Entries taken from a collection
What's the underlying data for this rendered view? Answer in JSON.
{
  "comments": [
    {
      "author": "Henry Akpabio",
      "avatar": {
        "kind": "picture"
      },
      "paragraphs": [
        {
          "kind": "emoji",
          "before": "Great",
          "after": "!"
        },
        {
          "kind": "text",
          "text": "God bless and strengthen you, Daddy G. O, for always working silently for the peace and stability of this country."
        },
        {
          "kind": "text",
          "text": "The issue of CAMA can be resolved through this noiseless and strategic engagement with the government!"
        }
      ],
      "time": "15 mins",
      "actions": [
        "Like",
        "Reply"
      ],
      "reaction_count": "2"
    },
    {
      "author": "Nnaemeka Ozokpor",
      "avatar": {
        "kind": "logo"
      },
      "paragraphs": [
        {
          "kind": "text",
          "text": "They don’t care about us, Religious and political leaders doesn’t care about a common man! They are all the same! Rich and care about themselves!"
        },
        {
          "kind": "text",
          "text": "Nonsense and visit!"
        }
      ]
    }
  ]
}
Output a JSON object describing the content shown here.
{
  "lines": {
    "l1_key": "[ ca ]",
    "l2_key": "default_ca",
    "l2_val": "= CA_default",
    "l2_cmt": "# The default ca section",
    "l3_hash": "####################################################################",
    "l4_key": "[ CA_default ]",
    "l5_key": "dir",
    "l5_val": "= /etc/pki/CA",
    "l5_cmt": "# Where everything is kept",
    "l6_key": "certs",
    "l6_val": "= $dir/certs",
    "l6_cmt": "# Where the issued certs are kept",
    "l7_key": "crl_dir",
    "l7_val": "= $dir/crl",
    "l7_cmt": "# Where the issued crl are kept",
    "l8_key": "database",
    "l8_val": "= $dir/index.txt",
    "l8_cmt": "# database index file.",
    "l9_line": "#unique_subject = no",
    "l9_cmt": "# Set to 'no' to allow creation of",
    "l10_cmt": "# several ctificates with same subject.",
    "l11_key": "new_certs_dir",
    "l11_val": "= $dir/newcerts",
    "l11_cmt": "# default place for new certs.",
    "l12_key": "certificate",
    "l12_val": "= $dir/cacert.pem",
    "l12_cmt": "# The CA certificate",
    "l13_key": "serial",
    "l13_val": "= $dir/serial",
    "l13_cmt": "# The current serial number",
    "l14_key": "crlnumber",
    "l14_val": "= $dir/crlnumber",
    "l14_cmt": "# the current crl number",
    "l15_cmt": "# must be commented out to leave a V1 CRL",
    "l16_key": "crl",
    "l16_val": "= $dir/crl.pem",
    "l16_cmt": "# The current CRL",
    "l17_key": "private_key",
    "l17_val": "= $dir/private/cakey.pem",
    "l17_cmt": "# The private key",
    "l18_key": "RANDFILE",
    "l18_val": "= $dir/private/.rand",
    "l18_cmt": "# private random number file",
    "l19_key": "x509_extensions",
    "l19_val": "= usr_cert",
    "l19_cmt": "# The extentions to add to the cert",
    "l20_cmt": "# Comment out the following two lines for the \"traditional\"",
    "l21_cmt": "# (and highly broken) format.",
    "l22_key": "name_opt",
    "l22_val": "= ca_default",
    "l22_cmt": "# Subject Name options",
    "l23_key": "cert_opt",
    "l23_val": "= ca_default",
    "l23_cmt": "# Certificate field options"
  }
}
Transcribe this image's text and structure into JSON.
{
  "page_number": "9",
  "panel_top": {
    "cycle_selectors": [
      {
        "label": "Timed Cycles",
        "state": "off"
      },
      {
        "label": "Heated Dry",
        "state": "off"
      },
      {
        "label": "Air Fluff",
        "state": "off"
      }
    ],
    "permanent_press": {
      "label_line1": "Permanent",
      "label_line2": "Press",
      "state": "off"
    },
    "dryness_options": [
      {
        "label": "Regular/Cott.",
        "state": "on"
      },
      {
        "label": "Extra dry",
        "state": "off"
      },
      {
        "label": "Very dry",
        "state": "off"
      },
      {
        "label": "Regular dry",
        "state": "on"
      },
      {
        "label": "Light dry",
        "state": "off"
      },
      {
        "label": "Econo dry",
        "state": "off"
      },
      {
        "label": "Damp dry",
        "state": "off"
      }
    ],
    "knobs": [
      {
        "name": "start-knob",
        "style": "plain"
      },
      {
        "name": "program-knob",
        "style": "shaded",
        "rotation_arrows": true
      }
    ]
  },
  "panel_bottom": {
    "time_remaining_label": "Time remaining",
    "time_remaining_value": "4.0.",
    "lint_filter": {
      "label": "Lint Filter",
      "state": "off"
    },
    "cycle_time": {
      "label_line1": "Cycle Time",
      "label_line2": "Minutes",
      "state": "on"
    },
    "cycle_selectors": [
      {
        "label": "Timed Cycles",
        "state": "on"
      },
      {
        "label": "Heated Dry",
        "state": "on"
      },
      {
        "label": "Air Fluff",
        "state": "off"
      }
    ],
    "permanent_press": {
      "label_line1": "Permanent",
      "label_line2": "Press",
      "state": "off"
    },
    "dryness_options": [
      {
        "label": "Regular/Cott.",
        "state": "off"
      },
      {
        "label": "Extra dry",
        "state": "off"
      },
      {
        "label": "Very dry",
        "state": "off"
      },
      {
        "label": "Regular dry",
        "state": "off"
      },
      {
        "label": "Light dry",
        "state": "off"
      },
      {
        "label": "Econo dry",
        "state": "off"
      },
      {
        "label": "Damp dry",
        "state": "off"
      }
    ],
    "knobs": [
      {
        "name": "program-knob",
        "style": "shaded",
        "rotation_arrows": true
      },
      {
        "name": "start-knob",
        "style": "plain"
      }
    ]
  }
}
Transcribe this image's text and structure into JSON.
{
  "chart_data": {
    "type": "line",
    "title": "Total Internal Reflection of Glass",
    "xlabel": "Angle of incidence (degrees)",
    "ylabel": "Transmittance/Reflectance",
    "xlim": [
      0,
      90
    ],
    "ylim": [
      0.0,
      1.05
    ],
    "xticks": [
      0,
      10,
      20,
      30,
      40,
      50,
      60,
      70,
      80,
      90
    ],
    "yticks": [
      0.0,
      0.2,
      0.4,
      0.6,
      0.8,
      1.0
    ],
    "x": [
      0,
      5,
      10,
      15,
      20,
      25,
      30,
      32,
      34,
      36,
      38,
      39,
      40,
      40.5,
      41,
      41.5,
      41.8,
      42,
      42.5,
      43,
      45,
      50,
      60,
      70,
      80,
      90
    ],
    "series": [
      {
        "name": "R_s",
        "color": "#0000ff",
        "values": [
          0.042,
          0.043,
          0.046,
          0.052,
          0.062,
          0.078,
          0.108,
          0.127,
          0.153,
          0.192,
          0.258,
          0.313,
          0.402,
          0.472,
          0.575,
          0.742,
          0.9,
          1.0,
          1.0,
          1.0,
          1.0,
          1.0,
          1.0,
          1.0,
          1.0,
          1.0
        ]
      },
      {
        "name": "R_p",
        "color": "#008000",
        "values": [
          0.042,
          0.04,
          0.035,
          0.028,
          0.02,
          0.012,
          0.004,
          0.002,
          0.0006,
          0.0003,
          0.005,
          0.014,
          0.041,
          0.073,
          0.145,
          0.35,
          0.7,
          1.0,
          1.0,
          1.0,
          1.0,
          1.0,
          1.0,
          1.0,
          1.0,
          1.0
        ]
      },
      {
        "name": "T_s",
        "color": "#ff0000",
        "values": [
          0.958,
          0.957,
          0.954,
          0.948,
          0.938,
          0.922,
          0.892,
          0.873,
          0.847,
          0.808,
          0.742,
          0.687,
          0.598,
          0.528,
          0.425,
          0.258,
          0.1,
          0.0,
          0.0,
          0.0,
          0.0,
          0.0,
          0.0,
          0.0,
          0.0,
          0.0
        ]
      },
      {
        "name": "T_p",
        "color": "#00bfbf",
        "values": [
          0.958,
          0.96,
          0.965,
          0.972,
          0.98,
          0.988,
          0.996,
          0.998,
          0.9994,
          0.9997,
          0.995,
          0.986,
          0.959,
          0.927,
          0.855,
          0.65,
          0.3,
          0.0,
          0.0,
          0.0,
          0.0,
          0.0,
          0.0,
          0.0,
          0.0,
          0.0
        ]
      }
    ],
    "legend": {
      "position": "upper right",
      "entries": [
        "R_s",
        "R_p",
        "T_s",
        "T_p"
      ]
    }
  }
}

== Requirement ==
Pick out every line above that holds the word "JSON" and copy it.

== The answer ==
What's the underlying data for this rendered view? Answer in JSON.
Output a JSON object describing the content shown here.
Transcribe this image's text and structure into JSON.
Transcribe this image's text and structure into JSON.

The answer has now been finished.